When applying for disability benefits, individuals with syringomyelia can submit their medical records and documentation from healthcare providers to support their claim. This may include information about symptoms, treatments, and the impact of the condition on daily activities and ability to work.

Syringomyelia can have significant implications for a person’s ability to work, as it may cause chronic pain, mobility limitations, and other debilitating symptoms. Thus, meeting the qualifying criteria for disability benefits may be essential for individuals with syringomyelia who are unable to work due to their condition.

What do I Need to Qualify for Social Security Disability Benefits?

Social Security disability benefits are available to individuals who are unable to work due to a medical condition that is expected to last at least one year or result in death. To be eligible for these benefits, an individual must have a medical condition that meets the Social Security Administration’s definition of disability. This means the condition must be severe enough to prevent the individual from performing substantial gainful activity.

There are two types of Social Security disability benefits: Social Security Disability Insurance (SSDI) and Supplemental Security Income (SSI). SSDI benefits are based on the individual’s prior work history and earnings, while SSI benefits are for people with limited income and resources.

The application process for both types of benefits involves providing detailed medical records and documentation of the individual’s inability to work. The SSA will evaluate the medical evidence and work history to determine eligibility. It’s important to note that the approval process can be lengthy and may require appealing a denial.

Overall, to qualify for Social Security disability benefits, individuals must meet the specific criteria for disability and meet the eligibility requirements for either SSDI or SSI benefits.

How a Disability Lawyer can Help

A Disability Lawyer can greatly assist with a Syringomyelia disability claim by navigating the complex legal processes, completing necessary paperwork, and advocating for the claimant’s rights.

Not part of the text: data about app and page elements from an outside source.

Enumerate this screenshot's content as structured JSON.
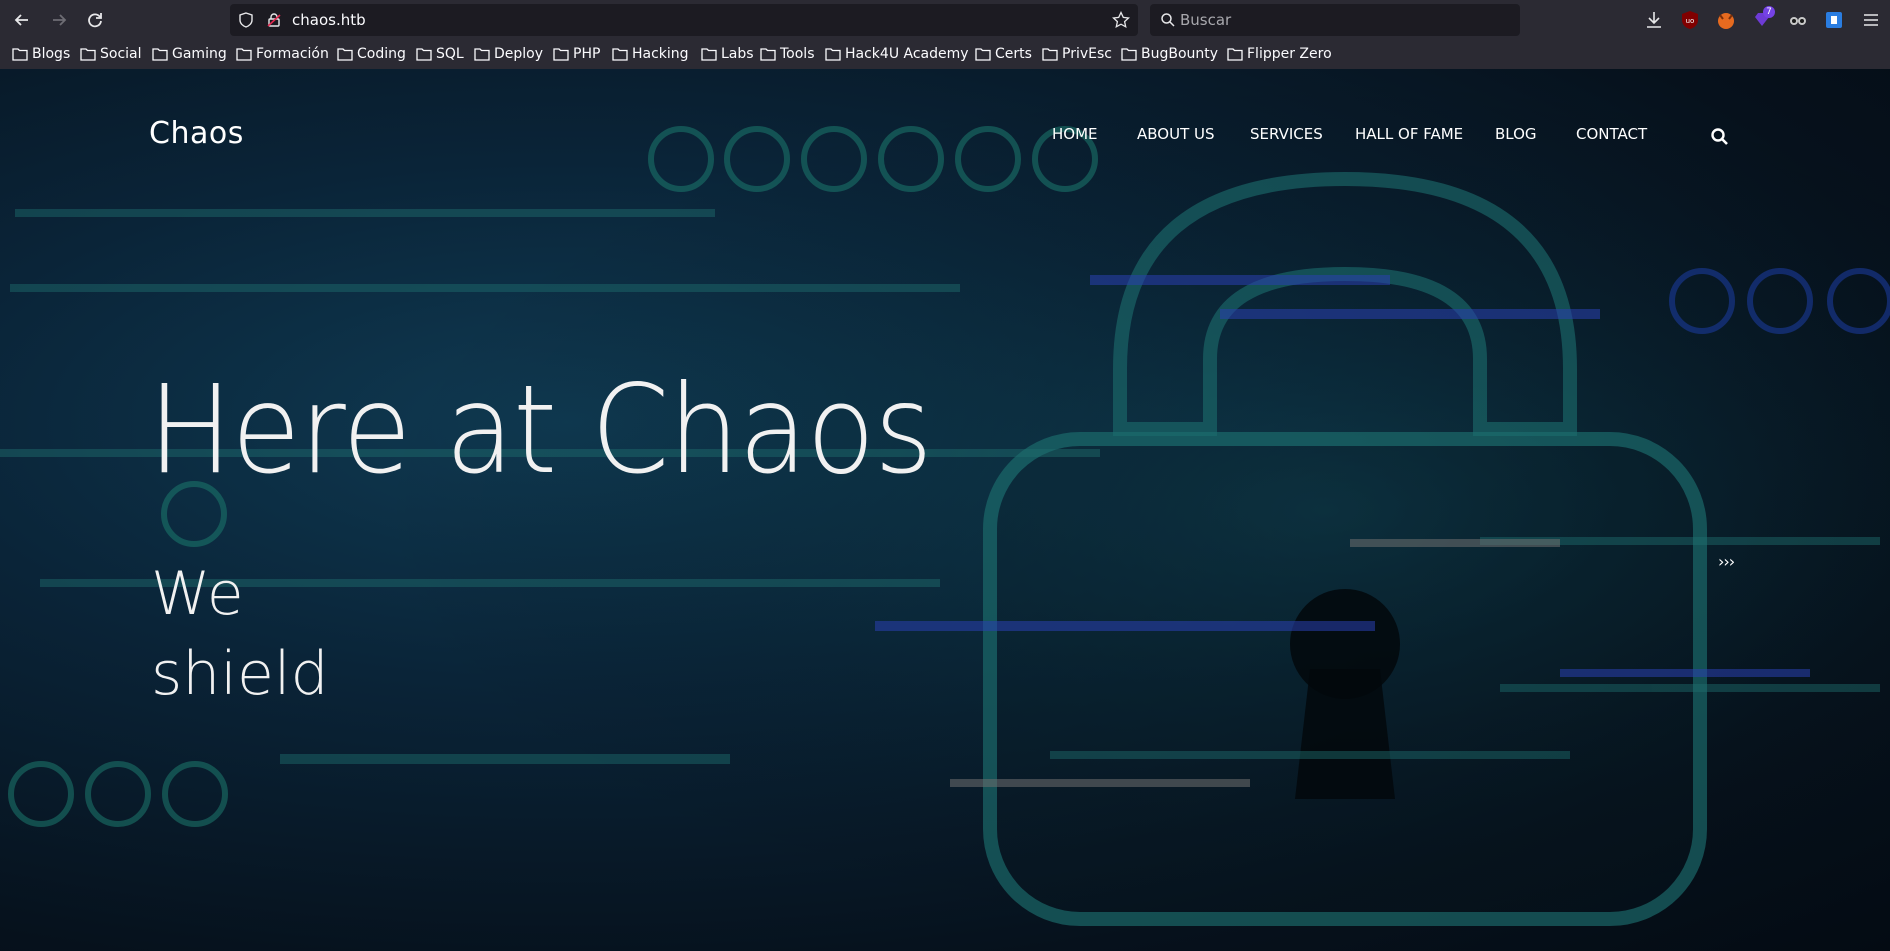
{
  "browser": {
    "url": "chaos.htb",
    "search_placeholder": "Buscar",
    "extension_badge": "7",
    "bookmarks": [
      "Blogs",
      "Social",
      "Gaming",
      "Formación",
      "Coding",
      "SQL",
      "Deploy",
      "PHP",
      "Hacking",
      "Labs",
      "Tools",
      "Hack4U Academy",
      "Certs",
      "PrivEsc",
      "BugBounty",
      "Flipper Zero"
    ]
  },
  "site": {
    "brand": "Chaos",
    "nav": [
      "HOME",
      "ABOUT US",
      "SERVICES",
      "HALL OF FAME",
      "BLOG",
      "CONTACT"
    ],
    "hero_title": "Here at Chaos",
    "hero_line1": "We",
    "hero_line2": "shield",
    "slider_next": "›››"
  },
  "colors": {
    "chrome_bg": "#2b2a33",
    "field_bg": "#1c1b22",
    "page_teal": "#1e6b6b",
    "text": "#ffffff"
  }
}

They can help gather the required medical evidence, such as MRIs, doctor’s notes, and treatment records, to support the claim. The lawyer can also assist in obtaining medical records and preparing the claimant for hearings, ensuring that all necessary evidence is presented to support the disability claim.

A Disability Lawyer can help the claimant understand the criteria for disability benefits related to Syringomyelia, and work to ensure that all necessary evidence and paperwork is submitted to support the claim. By engaging a lawyer, the claimant can improve their chances of successfully obtaining disability benefits and receiving the financial support they need. Furthermore, a lawyer can help the claimant navigate any potential appeals or denials in the process. With the assistance of a Disability Lawyer, the claimant can feel more confident in their ability to secure the benefits they are entitled to.